Purtill, of the NEA, agrees that state leaders must do more to recognize the connection between a strong economy and a well-educated labor force.
"When you talk about economic development, it starts with a highly educated population," Purtill says. "When you get to the point that Rhode Island kids can't afford to go to URI, CCRI, or RIC, there's a problem. One of the greatest things about RIC and CCRI especially is that they were supposed to be affordable. We can't let students that want to go to college become unable to afford it. I don't know how you let that happen."
The NEA has long been concerned about the dwindling state aid to the colleges and is planning to strongly oppose any additional aid cuts, Purtill says.
"We certainly don't support the governor's cuts to higher ed," Purtill says. "I see CCRI, for example, as a gem of Rhode Island because it provides everyone an opportunity to access higher education. But as these costs keep going up, it's going to be harder for Rhode Island kids to afford college."
Advocates say that the state's undocumented immigrant teenagers, in particular, have the hardest time affording college because they don't qualify for in-state tuition.
State Representative Grace Diaz (D-Providence) wants to change that. She's proposing the Student Equal Opportunity Act, which would allow students who graduate from Rhode Island high schools to be eligible for in-state tuition, regardless of their immigration status, so long as they become legalized. Critics have assailed the idea as giving a "free ride" to illegals.
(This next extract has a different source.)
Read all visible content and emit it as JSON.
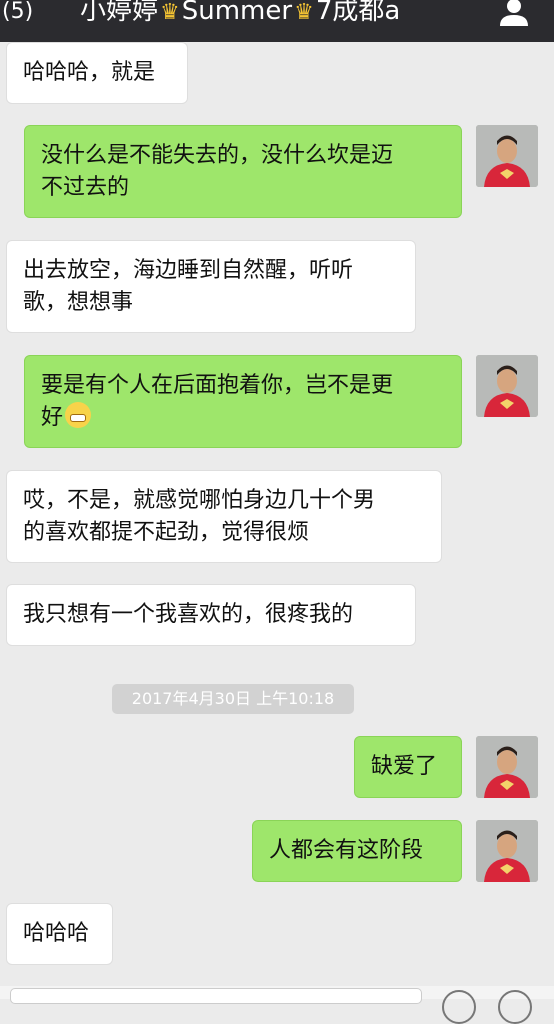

Jerzyk, who has written blog posts supporting Diaz's bill, says it's shameful to deny Rhode Island high school graduates an affordable college education. Undocumented students from Providence's poorest neighborhoods aren't likely to be able to afford international-student tuition rates or the cost of attending college outside Rhode Island. Jerzyk says he knows of high school valedictorians who had to choose a low-wage job over college classes because their immigration status proved an insurmountable barrier.
"We as a state have a choice: We can choose to ignore them or support their path to college," Jerzyk says. "The great driving force of both the Rhode Island and the country's economy for the last 200-plus years has been the vision and entrepreneurial passion of the immigrant class. These are the kinds of students who could be the face of the renewable-energy revolution, the information-technology revolution, the builders of underwater turbines. We can take that passion and we can ignite it, or we can contain it and these students will be an anchor on the state. It's up to our state government to decide."